WORK REQUIRED => Write out each line of the records that has "Rady" in it.

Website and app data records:
————————

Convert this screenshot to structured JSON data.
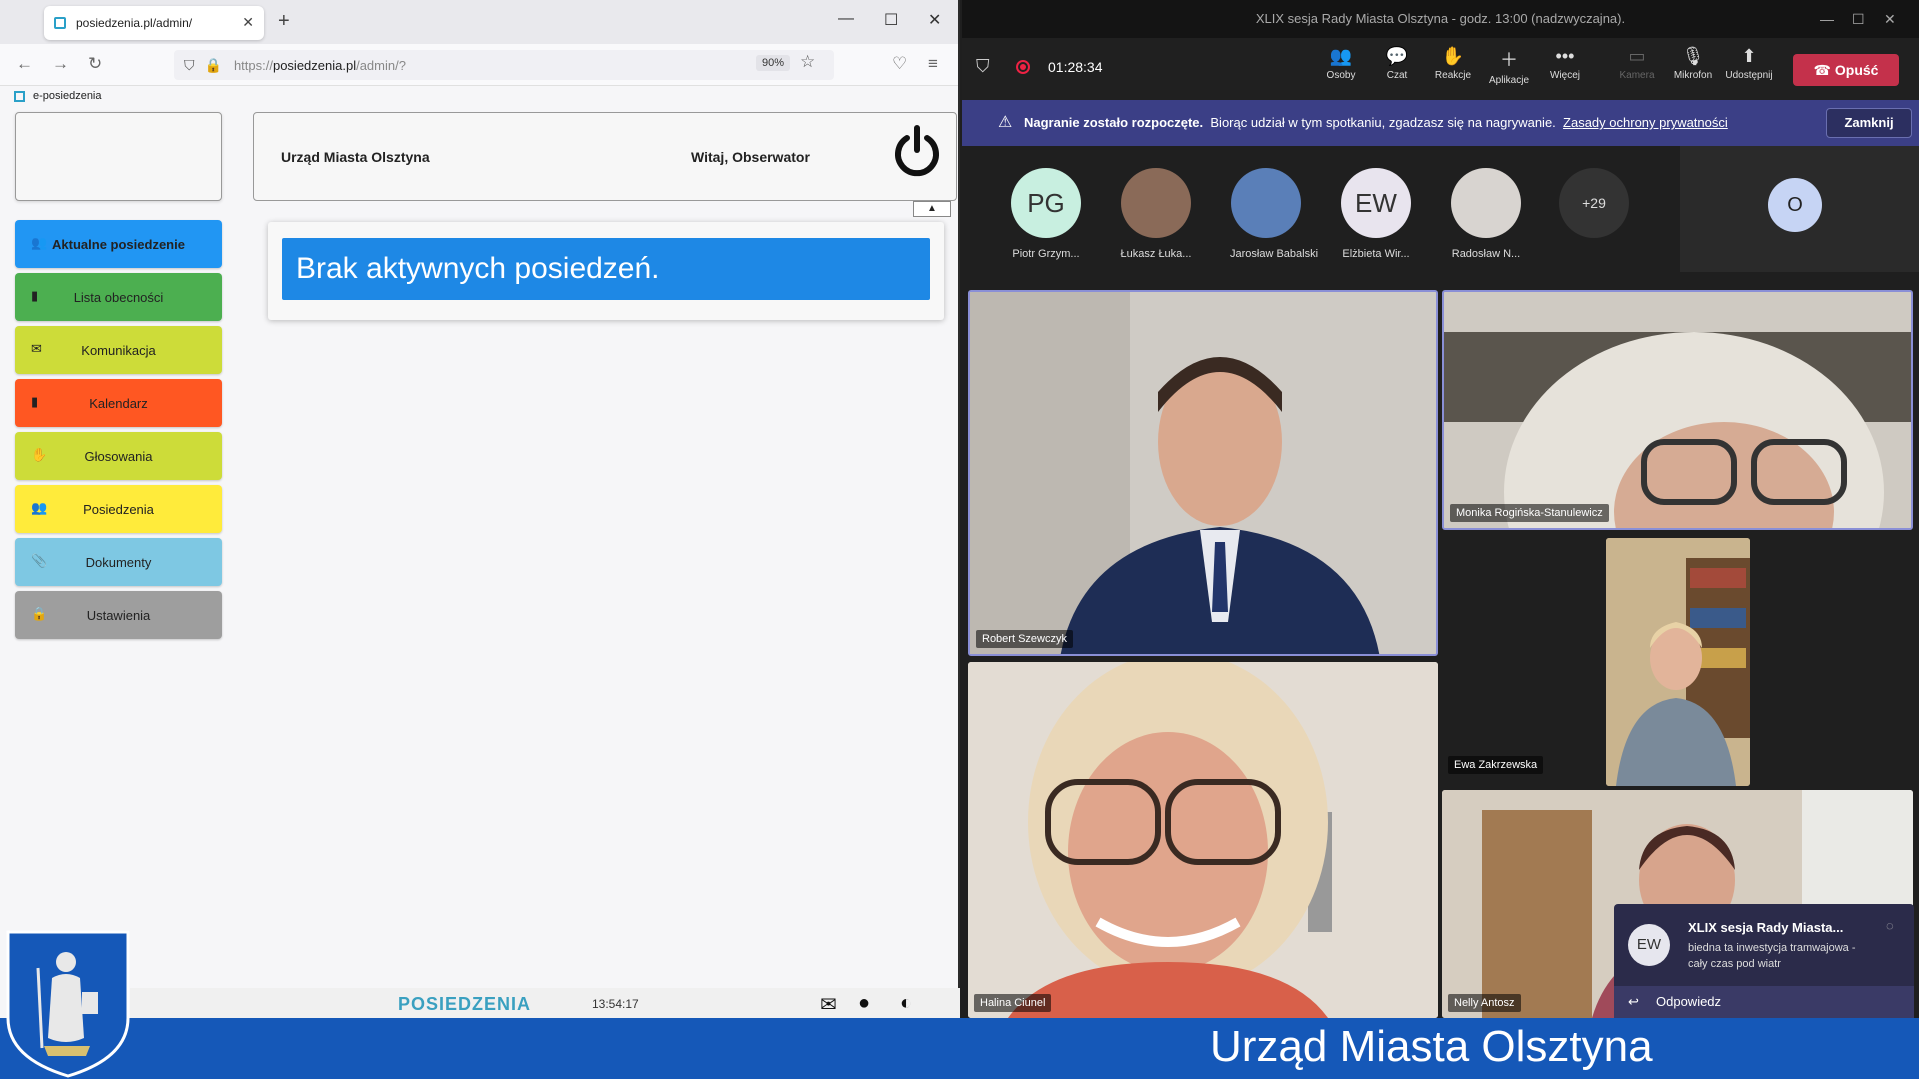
{
  "browser": {
    "tab_title": "posiedzenia.pl/admin/",
    "new_tab": "+",
    "url_prefix": "https://",
    "url_host": "posiedzenia.pl",
    "url_path": "/admin/?",
    "zoom": "90%",
    "bookmark": "e-posiedzenia"
  },
  "header": {
    "org": "Urząd Miasta Olsztyna",
    "greeting": "Witaj, Obserwator"
  },
  "menu": [
    {
      "label": "Aktualne posiedzenie",
      "color": "#2196f3",
      "icon": "users-icon",
      "glyph": "👥"
    },
    {
      "label": "Lista obecności",
      "color": "#4caf50",
      "icon": "list-icon",
      "glyph": "▮"
    },
    {
      "label": "Komunikacja",
      "color": "#cddc39",
      "icon": "envelope-icon",
      "glyph": "✉"
    },
    {
      "label": "Kalendarz",
      "color": "#ff5722",
      "icon": "calendar-icon",
      "glyph": "▮"
    },
    {
      "label": "Głosowania",
      "color": "#cddc39",
      "icon": "hand-icon",
      "glyph": "✋"
    },
    {
      "label": "Posiedzenia",
      "color": "#ffeb3b",
      "icon": "group-icon",
      "glyph": "👥"
    },
    {
      "label": "Dokumenty",
      "color": "#7ec8e3",
      "icon": "paperclip-icon",
      "glyph": "📎"
    },
    {
      "label": "Ustawienia",
      "color": "#9e9e9e",
      "icon": "lock-icon",
      "glyph": "🔒"
    }
  ],
  "notice": "Brak aktywnych posiedzeń.",
  "footer": {
    "brand": "POSIEDZENIA",
    "clock": "13:54:17"
  },
  "teams": {
    "title": "XLIX sesja Rady Miasta Olsztyna - godz. 13:00 (nadzwyczajna).",
    "timer": "01:28:34",
    "toolbar": [
      "Osoby",
      "Czat",
      "Reakcje",
      "Aplikacje",
      "Więcej",
      "Kamera",
      "Mikrofon",
      "Udostępnij"
    ],
    "leave": "Opuść",
    "banner_bold": "Nagranie zostało rozpoczęte.",
    "banner_text": "Biorąc udział w tym spotkaniu, zgadzasz się na nagrywanie.",
    "banner_link": "Zasady ochrony prywatności",
    "banner_close": "Zamknij",
    "roster": [
      {
        "initials": "PG",
        "name": "Piotr Grzym...",
        "bg": "#c8efe0"
      },
      {
        "initials": "",
        "name": "Łukasz Łuka...",
        "bg": "#8a6a58"
      },
      {
        "initials": "",
        "name": "Jarosław Babalski",
        "bg": "#5a7fb8"
      },
      {
        "initials": "EW",
        "name": "Elżbieta Wir...",
        "bg": "#e8e4ee"
      },
      {
        "initials": "",
        "name": "Radosław N...",
        "bg": "#d8d4d0"
      }
    ],
    "more": "+29",
    "self_initial": "O",
    "videos": [
      "Robert Szewczyk",
      "Monika Rogińska-Stanulewicz",
      "Ewa Zakrzewska",
      "Halina Ciunel",
      "Nelly Antosz"
    ],
    "chat": {
      "initials": "EW",
      "title": "XLIX sesja Rady Miasta...",
      "message": "biedna ta inwestycja tramwajowa - cały czas pod wiatr",
      "reply": "Odpowiedz"
    }
  },
  "band": "Urząd Miasta Olsztyna"
}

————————

RESULT OF THE TASK =>
    "title": "XLIX sesja Rady Miasta Olsztyna - godz. 13:00 (nadzwyczajna).",
      "title": "XLIX sesja Rady Miasta...",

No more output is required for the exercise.